Entries taken from a collection
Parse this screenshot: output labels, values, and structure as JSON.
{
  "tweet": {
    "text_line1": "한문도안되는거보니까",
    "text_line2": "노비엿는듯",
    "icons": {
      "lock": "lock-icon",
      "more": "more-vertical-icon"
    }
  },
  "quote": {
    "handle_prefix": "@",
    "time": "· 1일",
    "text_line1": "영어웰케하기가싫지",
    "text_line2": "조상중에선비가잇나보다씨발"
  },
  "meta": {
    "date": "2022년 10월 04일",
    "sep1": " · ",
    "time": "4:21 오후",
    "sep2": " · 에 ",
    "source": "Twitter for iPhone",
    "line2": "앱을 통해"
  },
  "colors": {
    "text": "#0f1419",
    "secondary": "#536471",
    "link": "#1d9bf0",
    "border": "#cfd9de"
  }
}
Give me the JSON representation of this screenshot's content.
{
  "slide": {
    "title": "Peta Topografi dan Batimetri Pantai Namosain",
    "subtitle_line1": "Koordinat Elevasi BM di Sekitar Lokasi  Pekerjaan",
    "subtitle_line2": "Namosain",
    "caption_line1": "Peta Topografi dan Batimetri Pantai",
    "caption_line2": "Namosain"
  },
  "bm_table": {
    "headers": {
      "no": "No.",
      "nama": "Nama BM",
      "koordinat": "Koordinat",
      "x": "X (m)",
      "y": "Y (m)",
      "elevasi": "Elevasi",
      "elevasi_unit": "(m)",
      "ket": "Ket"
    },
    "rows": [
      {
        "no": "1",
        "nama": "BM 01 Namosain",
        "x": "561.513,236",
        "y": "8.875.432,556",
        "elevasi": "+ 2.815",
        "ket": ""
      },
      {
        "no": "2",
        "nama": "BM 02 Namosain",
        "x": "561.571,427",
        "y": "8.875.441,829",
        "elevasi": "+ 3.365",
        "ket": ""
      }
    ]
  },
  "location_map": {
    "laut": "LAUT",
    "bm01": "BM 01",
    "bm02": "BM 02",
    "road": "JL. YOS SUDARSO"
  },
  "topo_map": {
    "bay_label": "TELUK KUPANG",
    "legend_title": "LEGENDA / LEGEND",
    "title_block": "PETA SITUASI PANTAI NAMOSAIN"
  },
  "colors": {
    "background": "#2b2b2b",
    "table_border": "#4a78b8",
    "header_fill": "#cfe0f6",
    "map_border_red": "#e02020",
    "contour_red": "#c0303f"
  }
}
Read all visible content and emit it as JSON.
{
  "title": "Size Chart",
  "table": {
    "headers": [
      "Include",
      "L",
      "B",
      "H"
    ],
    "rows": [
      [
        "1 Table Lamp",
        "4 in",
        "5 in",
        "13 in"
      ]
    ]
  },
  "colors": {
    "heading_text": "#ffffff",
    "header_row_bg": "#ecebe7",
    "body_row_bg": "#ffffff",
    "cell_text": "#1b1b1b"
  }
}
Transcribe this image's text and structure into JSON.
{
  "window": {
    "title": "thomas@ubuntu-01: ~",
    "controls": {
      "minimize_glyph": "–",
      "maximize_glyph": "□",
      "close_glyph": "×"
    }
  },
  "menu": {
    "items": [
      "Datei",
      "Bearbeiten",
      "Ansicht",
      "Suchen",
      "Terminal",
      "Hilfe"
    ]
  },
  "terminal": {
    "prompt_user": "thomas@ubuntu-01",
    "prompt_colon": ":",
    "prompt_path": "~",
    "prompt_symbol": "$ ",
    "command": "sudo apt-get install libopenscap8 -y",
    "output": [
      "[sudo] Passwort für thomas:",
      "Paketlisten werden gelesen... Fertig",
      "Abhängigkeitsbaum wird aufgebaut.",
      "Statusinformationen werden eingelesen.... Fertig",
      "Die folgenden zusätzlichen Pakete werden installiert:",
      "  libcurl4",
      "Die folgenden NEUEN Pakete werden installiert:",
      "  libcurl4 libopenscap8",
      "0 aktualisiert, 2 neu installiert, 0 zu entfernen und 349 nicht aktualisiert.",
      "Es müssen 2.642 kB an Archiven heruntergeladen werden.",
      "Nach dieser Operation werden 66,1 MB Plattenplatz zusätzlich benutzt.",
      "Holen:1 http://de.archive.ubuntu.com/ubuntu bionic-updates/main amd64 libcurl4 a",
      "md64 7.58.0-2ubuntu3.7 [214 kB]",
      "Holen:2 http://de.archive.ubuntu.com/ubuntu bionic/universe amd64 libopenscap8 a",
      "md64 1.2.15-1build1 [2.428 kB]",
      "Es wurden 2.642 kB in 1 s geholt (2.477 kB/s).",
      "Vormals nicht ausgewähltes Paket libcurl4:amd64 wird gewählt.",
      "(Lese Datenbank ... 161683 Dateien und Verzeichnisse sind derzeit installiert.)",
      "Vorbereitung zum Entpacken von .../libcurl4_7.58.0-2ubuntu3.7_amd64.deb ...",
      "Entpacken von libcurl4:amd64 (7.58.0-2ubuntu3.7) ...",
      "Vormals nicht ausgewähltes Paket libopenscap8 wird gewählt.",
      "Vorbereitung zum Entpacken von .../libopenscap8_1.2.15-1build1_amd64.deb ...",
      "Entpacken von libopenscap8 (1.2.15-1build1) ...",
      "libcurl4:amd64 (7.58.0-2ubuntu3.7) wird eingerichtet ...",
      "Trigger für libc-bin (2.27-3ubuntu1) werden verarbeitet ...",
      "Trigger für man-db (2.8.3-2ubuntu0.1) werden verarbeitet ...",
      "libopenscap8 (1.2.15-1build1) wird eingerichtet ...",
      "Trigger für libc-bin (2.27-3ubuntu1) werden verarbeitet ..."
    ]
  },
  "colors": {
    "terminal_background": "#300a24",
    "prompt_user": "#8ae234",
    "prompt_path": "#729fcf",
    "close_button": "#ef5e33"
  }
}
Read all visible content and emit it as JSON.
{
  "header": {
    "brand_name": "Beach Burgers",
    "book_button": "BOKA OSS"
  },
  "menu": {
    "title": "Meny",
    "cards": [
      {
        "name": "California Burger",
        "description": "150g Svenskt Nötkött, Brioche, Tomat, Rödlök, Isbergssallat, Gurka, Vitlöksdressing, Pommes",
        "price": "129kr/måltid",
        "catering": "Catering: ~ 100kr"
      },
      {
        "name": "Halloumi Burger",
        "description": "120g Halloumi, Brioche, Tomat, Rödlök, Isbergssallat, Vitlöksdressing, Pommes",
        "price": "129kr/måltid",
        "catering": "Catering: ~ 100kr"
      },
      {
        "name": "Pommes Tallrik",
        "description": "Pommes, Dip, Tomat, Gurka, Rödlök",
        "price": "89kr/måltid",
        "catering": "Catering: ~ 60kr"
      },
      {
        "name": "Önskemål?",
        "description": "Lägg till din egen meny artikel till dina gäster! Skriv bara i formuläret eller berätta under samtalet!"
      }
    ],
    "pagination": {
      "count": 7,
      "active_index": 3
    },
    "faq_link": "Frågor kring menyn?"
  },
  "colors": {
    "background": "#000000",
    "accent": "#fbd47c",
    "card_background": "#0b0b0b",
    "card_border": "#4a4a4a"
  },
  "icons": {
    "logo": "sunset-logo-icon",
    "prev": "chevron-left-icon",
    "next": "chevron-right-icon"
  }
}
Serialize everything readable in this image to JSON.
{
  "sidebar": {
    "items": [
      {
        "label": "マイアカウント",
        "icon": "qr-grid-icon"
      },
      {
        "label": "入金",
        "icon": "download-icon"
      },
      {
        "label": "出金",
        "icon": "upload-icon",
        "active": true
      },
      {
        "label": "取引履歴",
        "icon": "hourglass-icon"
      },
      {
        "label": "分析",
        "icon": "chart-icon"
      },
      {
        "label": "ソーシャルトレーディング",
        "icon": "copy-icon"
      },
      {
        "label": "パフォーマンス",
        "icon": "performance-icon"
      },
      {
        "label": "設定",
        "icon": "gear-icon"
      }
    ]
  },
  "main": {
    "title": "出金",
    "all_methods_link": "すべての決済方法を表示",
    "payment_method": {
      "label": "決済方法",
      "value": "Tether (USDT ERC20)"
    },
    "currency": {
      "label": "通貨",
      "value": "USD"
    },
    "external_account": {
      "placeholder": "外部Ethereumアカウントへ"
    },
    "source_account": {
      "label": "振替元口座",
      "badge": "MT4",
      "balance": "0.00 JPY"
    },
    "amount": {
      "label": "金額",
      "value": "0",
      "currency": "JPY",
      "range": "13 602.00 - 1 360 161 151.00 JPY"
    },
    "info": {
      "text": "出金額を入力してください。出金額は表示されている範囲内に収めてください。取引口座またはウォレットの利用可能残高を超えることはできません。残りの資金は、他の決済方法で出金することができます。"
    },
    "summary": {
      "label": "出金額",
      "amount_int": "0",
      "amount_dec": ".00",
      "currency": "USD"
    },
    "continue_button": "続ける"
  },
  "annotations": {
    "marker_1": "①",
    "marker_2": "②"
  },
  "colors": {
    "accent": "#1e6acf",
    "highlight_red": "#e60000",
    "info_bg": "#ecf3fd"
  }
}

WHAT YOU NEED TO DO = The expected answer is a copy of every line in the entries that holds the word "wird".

YOUR RESPONSE =
      "Abhängigkeitsbaum wird aufgebaut.",
      "Vormals nicht ausgewähltes Paket libcurl4:amd64 wird gewählt.",
      "Vormals nicht ausgewähltes Paket libopenscap8 wird gewählt.",
      "libcurl4:amd64 (7.58.0-2ubuntu3.7) wird eingerichtet ...",
      "libopenscap8 (1.2.15-1build1) wird eingerichtet ...",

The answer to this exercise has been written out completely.